In-kind contributions are defined as eligible non-monetary resources that external eligible partners provide to eligible projects. The CFI considers all contributions made by an eligible institution to a project to be a cash contribution.

CFI will recognize eligible infrastructure items involving in-kind contributions at fair market value. In-kind contributions must be eligible contributions in the acquisition and development of infrastructure. In-kind contributions to the operating costs of research will not be accepted. In-kind contributions may include, in whole or in part, the value of capital items (e.g. equipment and facilities) that eligible external partners donate to the eligible institution. The value, in whole or in part, of certain non-capital eligible items that are needed to bring the infrastructure into service, such as professional services and training, may also be included as in-kind contributions.

Pricing obtained through multiple quotations, competitive bid or Sole or Single Source Certification for each item must be submitted to the CFI, and once the itemized list has been compiled, ORS will include it in the application to be submitted to the CFI for consideration.  Included in this submission is any in-kind contribution made by vendors.

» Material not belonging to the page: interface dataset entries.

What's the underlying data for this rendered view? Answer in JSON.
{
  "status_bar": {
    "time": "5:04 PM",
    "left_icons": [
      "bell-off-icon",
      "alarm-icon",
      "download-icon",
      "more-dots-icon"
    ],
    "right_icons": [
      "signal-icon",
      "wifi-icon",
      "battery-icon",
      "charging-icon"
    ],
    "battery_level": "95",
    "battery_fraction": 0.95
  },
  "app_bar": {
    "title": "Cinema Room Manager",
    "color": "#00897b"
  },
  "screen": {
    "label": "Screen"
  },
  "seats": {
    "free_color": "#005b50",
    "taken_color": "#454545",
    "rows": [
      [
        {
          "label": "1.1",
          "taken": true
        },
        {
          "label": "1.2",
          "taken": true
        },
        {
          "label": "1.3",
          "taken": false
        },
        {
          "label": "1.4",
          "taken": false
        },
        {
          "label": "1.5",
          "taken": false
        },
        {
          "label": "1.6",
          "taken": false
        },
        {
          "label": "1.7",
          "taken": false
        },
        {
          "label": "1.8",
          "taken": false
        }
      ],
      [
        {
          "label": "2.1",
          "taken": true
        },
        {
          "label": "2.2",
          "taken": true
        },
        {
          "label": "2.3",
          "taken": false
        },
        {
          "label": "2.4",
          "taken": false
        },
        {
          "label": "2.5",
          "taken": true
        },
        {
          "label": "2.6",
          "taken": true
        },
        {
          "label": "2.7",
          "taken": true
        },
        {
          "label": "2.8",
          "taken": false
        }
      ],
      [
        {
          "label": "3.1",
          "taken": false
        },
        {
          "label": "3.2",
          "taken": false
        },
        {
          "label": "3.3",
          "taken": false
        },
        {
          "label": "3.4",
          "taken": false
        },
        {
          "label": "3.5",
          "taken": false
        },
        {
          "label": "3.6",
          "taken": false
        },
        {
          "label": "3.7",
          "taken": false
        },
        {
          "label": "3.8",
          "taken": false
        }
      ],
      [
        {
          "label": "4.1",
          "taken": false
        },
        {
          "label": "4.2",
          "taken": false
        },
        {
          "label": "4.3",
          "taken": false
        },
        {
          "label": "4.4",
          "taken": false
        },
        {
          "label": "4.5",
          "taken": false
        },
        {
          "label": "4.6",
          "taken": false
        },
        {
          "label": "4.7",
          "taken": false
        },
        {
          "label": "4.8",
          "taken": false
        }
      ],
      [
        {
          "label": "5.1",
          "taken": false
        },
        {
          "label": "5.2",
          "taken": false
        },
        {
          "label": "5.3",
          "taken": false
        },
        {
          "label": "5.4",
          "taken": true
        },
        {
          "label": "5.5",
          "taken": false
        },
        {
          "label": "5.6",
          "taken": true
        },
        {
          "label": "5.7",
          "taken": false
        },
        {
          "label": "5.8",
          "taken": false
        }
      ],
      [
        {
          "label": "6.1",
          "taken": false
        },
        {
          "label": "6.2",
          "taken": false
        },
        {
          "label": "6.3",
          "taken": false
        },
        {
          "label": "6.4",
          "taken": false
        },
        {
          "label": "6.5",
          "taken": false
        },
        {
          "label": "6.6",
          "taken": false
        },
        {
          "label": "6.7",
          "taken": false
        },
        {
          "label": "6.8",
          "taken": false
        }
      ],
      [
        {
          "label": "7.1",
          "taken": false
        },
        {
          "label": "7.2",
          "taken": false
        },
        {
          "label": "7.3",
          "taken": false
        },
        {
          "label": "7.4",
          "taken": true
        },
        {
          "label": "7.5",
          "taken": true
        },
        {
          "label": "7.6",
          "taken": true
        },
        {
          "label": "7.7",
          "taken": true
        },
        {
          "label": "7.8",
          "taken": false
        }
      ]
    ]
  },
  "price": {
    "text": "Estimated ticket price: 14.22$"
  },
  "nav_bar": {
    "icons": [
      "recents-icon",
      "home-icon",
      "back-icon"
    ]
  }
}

Fair Market Value Defined

CFI defines fair market value as:

“The price that would be agreed to in an open and unrestricted market between knowledgeable and willing parties dealing at arm’s length who are fully informed and not under compulsion to transact. The fair market value is the price an institution would normally be expected to pay in such circumstances, after normal and educational discounts, but prior to consideration of any special CFI discount that may be offered as a contribution towards a CFI-funded project.”

Strategic Procurement Services will advise as to how fair market value can be assessed.

Valuation Method

The valuation method depends on the nature of the item. In some cases, the fair market value of the item is known. In other cases, the value must be assessed using commonly accepted methods.

Information regarding special requirements and documentation practices for the valuation process are outlined in Section 6.5 of the Policy and Program Guide (PDF).

CFI has two in-kind contribution categories :

Individual in-kind contributions less than $100,000

Individual in-kind contributions between $100,000 and $500,000 that represent 10% or less of total eligible product costs
Individual in-kind contributions between $100,000 and $500,000 that represent more than 10% of total eligible project costs

All individual in-kind contributions larger than $500,000

In order to satisfactorily assess and support the valuation of in-kind contributions, Strategic Procurement Services requires that both educational discounts and special discounts are clearly identified on supporting documentation provided by vendors through the purchasing and tendering processes.

The only way to ensure fair market value of funds expended, is to compare values quoted by competitors and assess these for reasonableness.  This is particularly important for Category 2 in-kind contributions.